Segment Open

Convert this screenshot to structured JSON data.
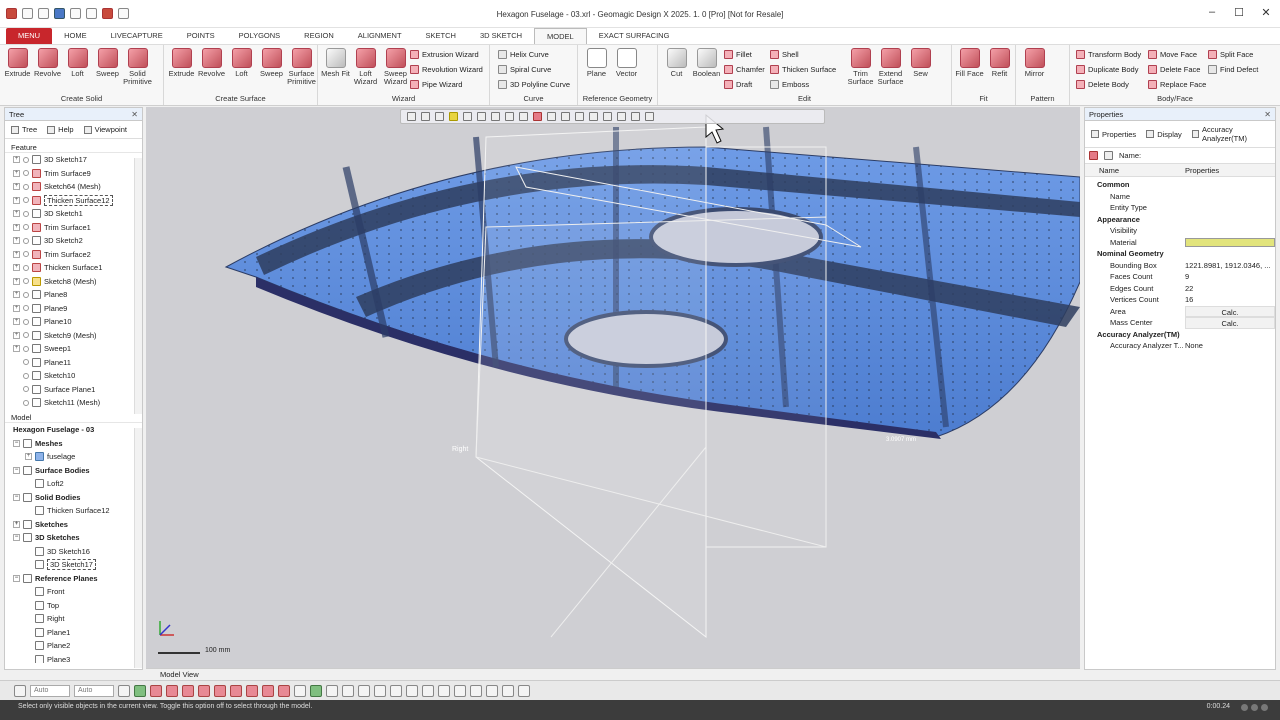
{
  "app": {
    "title": "Hexagon Fuselage - 03.xrl - Geomagic Design X 2025. 1. 0 [Pro] [Not for Resale]",
    "win_min": "–",
    "win_max": "☐",
    "win_close": "✕"
  },
  "menubar": {
    "menu": "MENU",
    "tabs": [
      "HOME",
      "LIVECAPTURE",
      "POINTS",
      "POLYGONS",
      "REGION",
      "ALIGNMENT",
      "SKETCH",
      "3D SKETCH",
      "MODEL",
      "EXACT SURFACING"
    ]
  },
  "ribbon": {
    "create_solid": {
      "label": "Create Solid",
      "buttons": [
        "Extrude",
        "Revolve",
        "Loft",
        "Sweep",
        "Solid Primitive"
      ]
    },
    "create_surface": {
      "label": "Create Surface",
      "buttons": [
        "Extrude",
        "Revolve",
        "Loft",
        "Sweep",
        "Surface Primitive"
      ]
    },
    "wizard": {
      "label": "Wizard",
      "buttons": [
        "Mesh Fit",
        "Loft Wizard",
        "Sweep Wizard"
      ],
      "list": [
        "Extrusion Wizard",
        "Revolution Wizard",
        "Pipe Wizard"
      ]
    },
    "curve": {
      "label": "Curve",
      "list": [
        "Helix Curve",
        "Spiral Curve",
        "3D Polyline Curve"
      ]
    },
    "ref_geometry": {
      "label": "Reference Geometry",
      "buttons": [
        "Plane",
        "Vector"
      ]
    },
    "edit": {
      "label": "Edit",
      "buttons": [
        "Cut",
        "Boolean"
      ],
      "list1": [
        "Fillet",
        "Chamfer",
        "Draft"
      ],
      "list2": [
        "Shell",
        "Thicken Surface",
        "Emboss"
      ],
      "buttons2": [
        "Trim Surface",
        "Extend Surface",
        "Sew"
      ]
    },
    "fit": {
      "label": "Fit",
      "buttons": [
        "Fill Face",
        "Refit"
      ]
    },
    "pattern": {
      "label": "Pattern",
      "buttons": [
        "Mirror"
      ]
    },
    "bodyface": {
      "label": "Body/Face",
      "list1": [
        "Transform Body",
        "Duplicate Body",
        "Delete Body"
      ],
      "list2": [
        "Move Face",
        "Delete Face",
        "Replace Face"
      ],
      "list3": [
        "Split Face",
        "Find Defect"
      ]
    }
  },
  "leftpanel": {
    "header": "Tree",
    "tabs": [
      "Tree",
      "Help",
      "Viewpoint"
    ],
    "feature_label": "Feature",
    "features": [
      "3D Sketch17",
      "Trim Surface9",
      "Sketch64 (Mesh)",
      "Thicken Surface12",
      "3D Sketch1",
      "Trim Surface1",
      "3D Sketch2",
      "Trim Surface2",
      "Thicken Surface1",
      "Sketch8 (Mesh)",
      "Plane8",
      "Plane9",
      "Plane10",
      "Sketch9 (Mesh)",
      "Sweep1",
      "Plane11",
      "Sketch10",
      "Surface Plane1",
      "Sketch11 (Mesh)"
    ],
    "model_label": "Model",
    "model_tree": [
      "Hexagon Fuselage - 03",
      "Meshes",
      "fuselage",
      "Surface Bodies",
      "Loft2",
      "Solid Bodies",
      "Thicken Surface12",
      "Sketches",
      "3D Sketches",
      "3D Sketch16",
      "3D Sketch17",
      "Reference Planes",
      "Front",
      "Top",
      "Right",
      "Plane1",
      "Plane2",
      "Plane3"
    ]
  },
  "viewport": {
    "plane_label": "Right",
    "dim_label": "3.0907 mm",
    "scale_label": "100 mm",
    "tab": "Model View"
  },
  "rightpanel": {
    "header": "Properties",
    "tabs": [
      "Properties",
      "Display",
      "Accuracy Analyzer(TM)"
    ],
    "name_label": "Name:",
    "col_name": "Name",
    "col_props": "Properties",
    "rows": [
      {
        "k": "Common",
        "v": "",
        "cat": true
      },
      {
        "k": "Name",
        "v": ""
      },
      {
        "k": "Entity Type",
        "v": ""
      },
      {
        "k": "Appearance",
        "v": "",
        "cat": true
      },
      {
        "k": "Visibility",
        "v": ""
      },
      {
        "k": "Material",
        "v": "",
        "swatch": true
      },
      {
        "k": "Nominal Geometry",
        "v": "",
        "cat": true
      },
      {
        "k": "Bounding Box",
        "v": "1221.8981, 1912.0346, ..."
      },
      {
        "k": "Faces Count",
        "v": "9"
      },
      {
        "k": "Edges Count",
        "v": "22"
      },
      {
        "k": "Vertices Count",
        "v": "16"
      },
      {
        "k": "Area",
        "v": "Calc.",
        "btn": true
      },
      {
        "k": "Mass Center",
        "v": "Calc.",
        "btn": true
      },
      {
        "k": "Accuracy Analyzer(TM)",
        "v": "",
        "cat": true
      },
      {
        "k": "Accuracy Analyzer T...",
        "v": "None"
      }
    ]
  },
  "bottombar": {
    "sel1": "Auto",
    "sel2": "Auto"
  },
  "status": {
    "hint": "Select only visible objects in the current view. Toggle this option off to select through the model.",
    "time": "0:00.24"
  },
  "colors": {
    "menu_red": "#c8262c",
    "model_blue": "#5a8fe0",
    "bg": "#cfcfd3"
  }
}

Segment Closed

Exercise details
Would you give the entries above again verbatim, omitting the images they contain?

Result for this task
Convert this screenshot to structured JSON data.
{
  "app": {
    "title": "Hexagon Fuselage - 03.xrl - Geomagic Design X 2025. 1. 0 [Pro] [Not for Resale]",
    "win_min": "–",
    "win_max": "☐",
    "win_close": "✕"
  },
  "menubar": {
    "menu": "MENU",
    "tabs": [
      "HOME",
      "LIVECAPTURE",
      "POINTS",
      "POLYGONS",
      "REGION",
      "ALIGNMENT",
      "SKETCH",
      "3D SKETCH",
      "MODEL",
      "EXACT SURFACING"
    ]
  },
  "ribbon": {
    "create_solid": {
      "label": "Create Solid",
      "buttons": [
        "Extrude",
        "Revolve",
        "Loft",
        "Sweep",
        "Solid Primitive"
      ]
    },
    "create_surface": {
      "label": "Create Surface",
      "buttons": [
        "Extrude",
        "Revolve",
        "Loft",
        "Sweep",
        "Surface Primitive"
      ]
    },
    "wizard": {
      "label": "Wizard",
      "buttons": [
        "Mesh Fit",
        "Loft Wizard",
        "Sweep Wizard"
      ],
      "list": [
        "Extrusion Wizard",
        "Revolution Wizard",
        "Pipe Wizard"
      ]
    },
    "curve": {
      "label": "Curve",
      "list": [
        "Helix Curve",
        "Spiral Curve",
        "3D Polyline Curve"
      ]
    },
    "ref_geometry": {
      "label": "Reference Geometry",
      "buttons": [
        "Plane",
        "Vector"
      ]
    },
    "edit": {
      "label": "Edit",
      "buttons": [
        "Cut",
        "Boolean"
      ],
      "list1": [
        "Fillet",
        "Chamfer",
        "Draft"
      ],
      "list2": [
        "Shell",
        "Thicken Surface",
        "Emboss"
      ],
      "buttons2": [
        "Trim Surface",
        "Extend Surface",
        "Sew"
      ]
    },
    "fit": {
      "label": "Fit",
      "buttons": [
        "Fill Face",
        "Refit"
      ]
    },
    "pattern": {
      "label": "Pattern",
      "buttons": [
        "Mirror"
      ]
    },
    "bodyface": {
      "label": "Body/Face",
      "list1": [
        "Transform Body",
        "Duplicate Body",
        "Delete Body"
      ],
      "list2": [
        "Move Face",
        "Delete Face",
        "Replace Face"
      ],
      "list3": [
        "Split Face",
        "Find Defect"
      ]
    }
  },
  "leftpanel": {
    "header": "Tree",
    "tabs": [
      "Tree",
      "Help",
      "Viewpoint"
    ],
    "feature_label": "Feature",
    "features": [
      "3D Sketch17",
      "Trim Surface9",
      "Sketch64 (Mesh)",
      "Thicken Surface12",
      "3D Sketch1",
      "Trim Surface1",
      "3D Sketch2",
      "Trim Surface2",
      "Thicken Surface1",
      "Sketch8 (Mesh)",
      "Plane8",
      "Plane9",
      "Plane10",
      "Sketch9 (Mesh)",
      "Sweep1",
      "Plane11",
      "Sketch10",
      "Surface Plane1",
      "Sketch11 (Mesh)"
    ],
    "model_label": "Model",
    "model_tree": [
      "Hexagon Fuselage - 03",
      "Meshes",
      "fuselage",
      "Surface Bodies",
      "Loft2",
      "Solid Bodies",
      "Thicken Surface12",
      "Sketches",
      "3D Sketches",
      "3D Sketch16",
      "3D Sketch17",
      "Reference Planes",
      "Front",
      "Top",
      "Right",
      "Plane1",
      "Plane2",
      "Plane3"
    ]
  },
  "viewport": {
    "plane_label": "Right",
    "dim_label": "3.0907 mm",
    "scale_label": "100 mm",
    "tab": "Model View"
  },
  "rightpanel": {
    "header": "Properties",
    "tabs": [
      "Properties",
      "Display",
      "Accuracy Analyzer(TM)"
    ],
    "name_label": "Name:",
    "col_name": "Name",
    "col_props": "Properties",
    "rows": [
      {
        "k": "Common",
        "v": "",
        "cat": true
      },
      {
        "k": "Name",
        "v": ""
      },
      {
        "k": "Entity Type",
        "v": ""
      },
      {
        "k": "Appearance",
        "v": "",
        "cat": true
      },
      {
        "k": "Visibility",
        "v": ""
      },
      {
        "k": "Material",
        "v": "",
        "swatch": true
      },
      {
        "k": "Nominal Geometry",
        "v": "",
        "cat": true
      },
      {
        "k": "Bounding Box",
        "v": "1221.8981, 1912.0346, ..."
      },
      {
        "k": "Faces Count",
        "v": "9"
      },
      {
        "k": "Edges Count",
        "v": "22"
      },
      {
        "k": "Vertices Count",
        "v": "16"
      },
      {
        "k": "Area",
        "v": "Calc.",
        "btn": true
      },
      {
        "k": "Mass Center",
        "v": "Calc.",
        "btn": true
      },
      {
        "k": "Accuracy Analyzer(TM)",
        "v": "",
        "cat": true
      },
      {
        "k": "Accuracy Analyzer T...",
        "v": "None"
      }
    ]
  },
  "bottombar": {
    "sel1": "Auto",
    "sel2": "Auto"
  },
  "status": {
    "hint": "Select only visible objects in the current view. Toggle this option off to select through the model.",
    "time": "0:00.24"
  },
  "colors": {
    "menu_red": "#c8262c",
    "model_blue": "#5a8fe0",
    "bg": "#cfcfd3"
  }
}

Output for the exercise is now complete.